In 1984, Ayrton Senna was just another unknown F1 rookie, scrambling to find a seat in a field already crowded with veteran drivers. After testing with Williams, McLaren, Brabham and Toleman, Senna ultimately signed with the unproven Toleman team, simply because they had a vacant seat for the 1984 season.

In the first four races, driving a Toleman TG-183B, Senna racked up a pair of sixth place finishes, one DNF and failed to qualify for the San Marino race (the first and only DNQ of Senna’s career). The fifth race of the season saw the Toleman squad introduce a new chassis, dubbed the TG-184, but Senna again suffered an early retirement.

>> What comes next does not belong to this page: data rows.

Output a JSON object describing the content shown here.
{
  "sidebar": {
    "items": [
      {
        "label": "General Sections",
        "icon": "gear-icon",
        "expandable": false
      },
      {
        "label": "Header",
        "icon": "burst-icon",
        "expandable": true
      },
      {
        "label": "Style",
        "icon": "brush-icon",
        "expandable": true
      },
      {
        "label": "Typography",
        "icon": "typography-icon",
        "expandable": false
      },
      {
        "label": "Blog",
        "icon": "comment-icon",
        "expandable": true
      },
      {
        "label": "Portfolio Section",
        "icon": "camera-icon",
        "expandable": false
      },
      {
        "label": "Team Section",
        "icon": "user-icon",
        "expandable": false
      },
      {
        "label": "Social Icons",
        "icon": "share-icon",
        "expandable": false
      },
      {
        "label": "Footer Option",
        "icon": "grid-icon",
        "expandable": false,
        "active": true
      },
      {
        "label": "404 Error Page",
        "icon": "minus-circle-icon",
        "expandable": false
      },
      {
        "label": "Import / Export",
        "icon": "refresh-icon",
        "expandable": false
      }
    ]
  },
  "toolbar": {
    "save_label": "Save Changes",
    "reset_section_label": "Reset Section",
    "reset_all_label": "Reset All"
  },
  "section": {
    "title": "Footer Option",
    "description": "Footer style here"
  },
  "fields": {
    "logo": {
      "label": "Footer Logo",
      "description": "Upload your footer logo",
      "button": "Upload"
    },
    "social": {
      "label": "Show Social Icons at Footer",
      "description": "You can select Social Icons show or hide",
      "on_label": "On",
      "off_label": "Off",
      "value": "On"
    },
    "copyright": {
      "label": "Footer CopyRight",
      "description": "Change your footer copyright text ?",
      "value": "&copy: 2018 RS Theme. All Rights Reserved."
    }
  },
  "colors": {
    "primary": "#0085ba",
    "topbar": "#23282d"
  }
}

One race later, at Monaco in the rain, the world learned the name Ayrton Senna da Silva. From 13th spot on the grid, Senna quickly worked his way through the rain-soaked field, passing F1 veteran Nikki Lauda for second place on lap 19.

Despite a wet track and intermittent downpours, Senna soon began to reel in leader Alain Prost, picking up as much as four seconds per lap on the man who would ultimately become his primary rival. By lap 32, Senna had passed Prost, but too late: the race was red flagged for safety, with the final positions recorded on lap 31.

Senna’s drive in the 1984 Monaco race is the stuff of legend, and helped to create the legend of a driver that couldn’t accept anything less than first place. Now the very car that he drove in that race is hitting the auction block at the upcoming Silverstone Auctions Spring Sale, set for May 16th at the Silverstone circuit.

Senna’s former car has been fully restored and is offered in running condition for the owner that wants to track a near-priceless bit of racing history. Senna campaigned the car for a total of 11 races during the 1984 season, including three podium finishes, and it will be presented with the accompanying documentation, we’re sure.

Pre-auction estimates aren’t published, although Silverstone Auctions promises further lot details to follow. Given that a Senna-worn helmet from 1991 recently fetched $114,000 at auction (selling for $60,000 more than his Nomex suit), we suppose the sky is the limit on the dollar value of the car that first made Senna famous.

Image credit: Silverstone Auctions